“I don’t see any reason to return contributions when the people who are have — these are accusations that have been made against them, and none of them have been founded,” Bowser said.There's also been concerns recently about an unregistered group made up of ex-offender activists and a former city official who were supporting Bowser and opposed to Catania. The group appeared with Bowser supporters like Marion Barry and made signs and shirts with anti-Catania messages, but did not put disclose who paid for them, which is required by law. It turns out that an investigation a few years ago requested by Catania found that the group's organizers had mismanaged city funds, including diverting money for an AIDS program to fund one organizer's strip club. He was fined $1 million. Catania supporters called it another shadow campaign.
Moments earlier, Bowser used a different logic when explaining why she did not hold a council oversight hearing but called for an independent investigation:
“I think there have been enough allegations of misusing funds, allegations that money wasn’t properly spent, so yes, I think the IG who has investigators and auditors, is the exact right place to go.
Despite being in the Council for many years, Catania is not part of the establishment: he's an independent and former Republican -- he left the GOP in 2004 over opposition to George W. Bush's policies, including indifference to cities and opposition to gay marriage, and Catania supported John Kerry that year. I like that. At this point, after so much scandal, I think DC needs someone who isn't part of the regular group of politicians who does the same old thing.
The only knock against Catania I've seen is that his personality can be abrasive. Councilmembers don't like him. Being able to work with the Council is important for the mayor, but then again, at one point half the council was under investigation. Outgoing councilmember Jim Graham, who supports Bowser, said this comparing Catania and Bowser: "One gets things done with a few broken bones, and the other doesn’t get things done."
I'd much rather have someone who may be abrasive but works hard, knows the issues and gets things done for this city than somebody who is nice but does nothing, or just continues the status quo.
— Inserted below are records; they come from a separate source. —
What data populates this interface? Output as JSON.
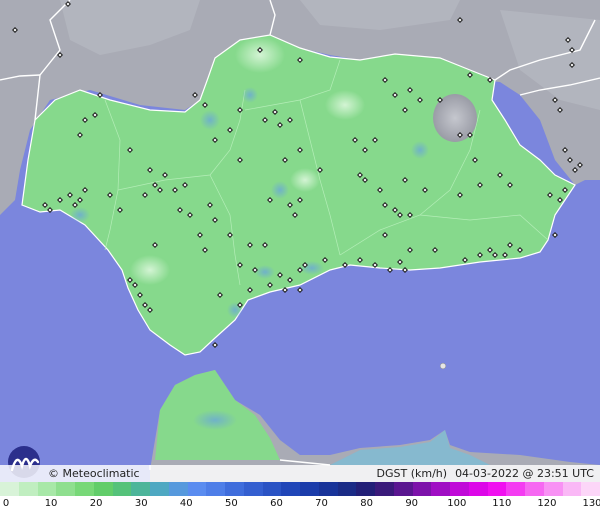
{
  "brand": {
    "name": "Meteoclimatic",
    "symbol": "©"
  },
  "info": {
    "variable": "DGST (km/h)",
    "datetime": "04-03-2022 @ 23:51 UTC"
  },
  "scale": {
    "ticks": [
      "0",
      "10",
      "20",
      "30",
      "40",
      "50",
      "60",
      "70",
      "80",
      "90",
      "100",
      "110",
      "120",
      "130"
    ],
    "colors": [
      "#d8f3d8",
      "#c0eec0",
      "#a8e8a8",
      "#8fdf8f",
      "#78d878",
      "#62cd6a",
      "#55c27a",
      "#4db59a",
      "#4ea8c2",
      "#5699dd",
      "#5a8cf0",
      "#4e7ee8",
      "#3f6ddc",
      "#345fd0",
      "#2a53c4",
      "#2046b8",
      "#1b3caa",
      "#183399",
      "#1a2b86",
      "#221f77",
      "#3a1a7a",
      "#5a1690",
      "#7d12aa",
      "#a00ec4",
      "#c00ad8",
      "#dc06e8",
      "#f010f0",
      "#f43cf2",
      "#f668f2",
      "#f892f4",
      "#fab8f6",
      "#fcd6f8"
    ]
  },
  "colors": {
    "sea": "#7b86dd",
    "neighbor": "#a9abb5",
    "region": "#86d98c",
    "border": "#ffffff",
    "station": "#1a1a1a"
  }
}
I don't even see how that's a contest. I endorse David Catania, and I hope you vote for him.
Photo from the Catania for Mayor Facebook page